“During our group work, we talked a lot about integrity and honor, and trust with your employees,” Fazende said. “It was really educational. Some people take it for granted, but as a supervisor you have to be able to trust employees to do the right thing and demonstrate integrity.

For mentors, each participant was assigned one person participating in the JLL 2021 program. Coincidentally, Fazende, as well as Channer, were both assigned to Dr. Matthew Draper, a metallurgist in Carderock’s physical and fire metallurgy branch.

“It was as much for the JLL participants as it was for us,” Fazende said. “Part of their development was becoming supervisors and leaders where they have people under them that they mentor. Having Matt as a mentor is great and we learned a lot from him. He showed us the importance of planning our career goals over the next five years. The main takeaway I have is that you don’t always have to stick to your plan, but if you have a plan, it’s much easier to pivot than to go blind without a plan.

Channer, who was also mentored by Draper, was assigned to SUPSHIP conversion and repair in Groton, Connecticut.

“It was really a great experience to be able to get up there and see the work they do,” Channer said. “It’s a smaller business, with only about 450 employees. I noticed right away that they had an advantage because it’s so small, which made it more enjoyable. Everyone was kind and inviting and super helpful in every way possible. I would describe their business as a family culture.

Douglas-Hargro passed its portion of the final synthesis draft to the Crane Division of NSWC in Indiana.

“You can have such a singular experience at your command, but going to see how other war centers do business is eye-opening,” she said. “This type of experience gives you a new perspective on organizational culture. I was thrilled to bring this valuable idea back to command and share it with my colleagues.

Douglas-Hargro and his group at Crane had the opportunity to meet with command and senior management to learn about their culture.

“We went through a number of interviews and within a week we were able to understand their culture and the principles of their strategic framework,” she said. “We were able to see what works for them and where to improve.
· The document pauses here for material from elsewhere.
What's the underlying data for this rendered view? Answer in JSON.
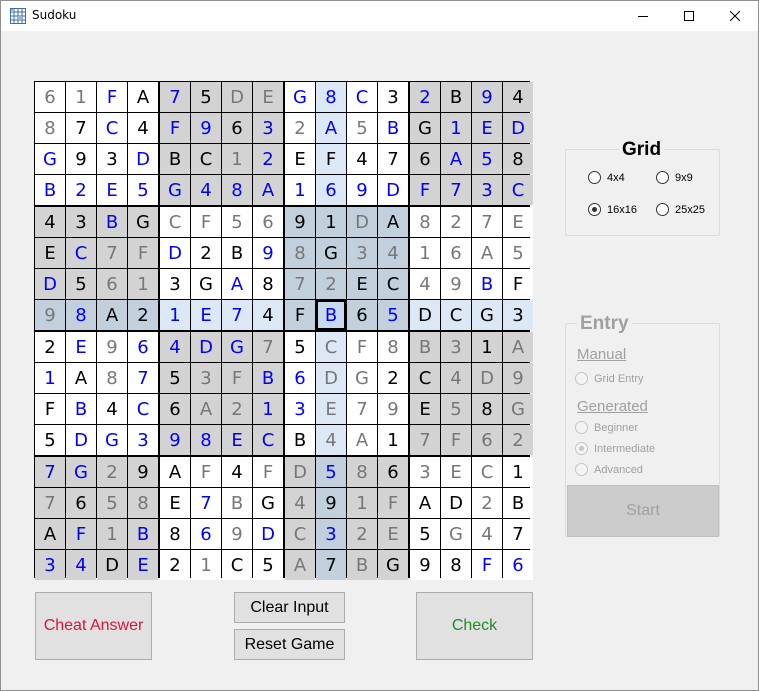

Her regular advisor is a champion of “fearless feedback,” a concept she calls “transformative.” The main takeaway is that it permeates what we do – our values, our beliefs and our motivations. At the beginning of this experience, we did not know how much culture is embedded in our daily lives. I am encouraged to continue to cultivate a positive one.

For Upton, like Channer, he had the opportunity to experience life at a smaller naval facility, traveling to the Southeast Regional Maintenance Center (SRMC) in Mayport, Florida.

“The general consensus from my group at SRMC was that, due to their small size, communications can flow fairly freely between leadership and enlisted and civilian personnel,” Upton said. “They seemed really proud of the work they were doing, especially their ability to deliver combat power in time and to ensure ships were in and out as quickly as possible. Their management wants to keep communication open, which seems to work well for them due to their small size.

Each of Carderock’s four employees successfully completed their program. They seem grateful for the opportunity to not only see what life is like at other naval installations, but also to be able to bring the knowledge gained back to Carderock to improve the culture in their daily lives.

The groups presented the results of their final capstone project to Galinis and Pham on January 18, followed by an official graduation ceremony on January 19.

Kevin E. Boling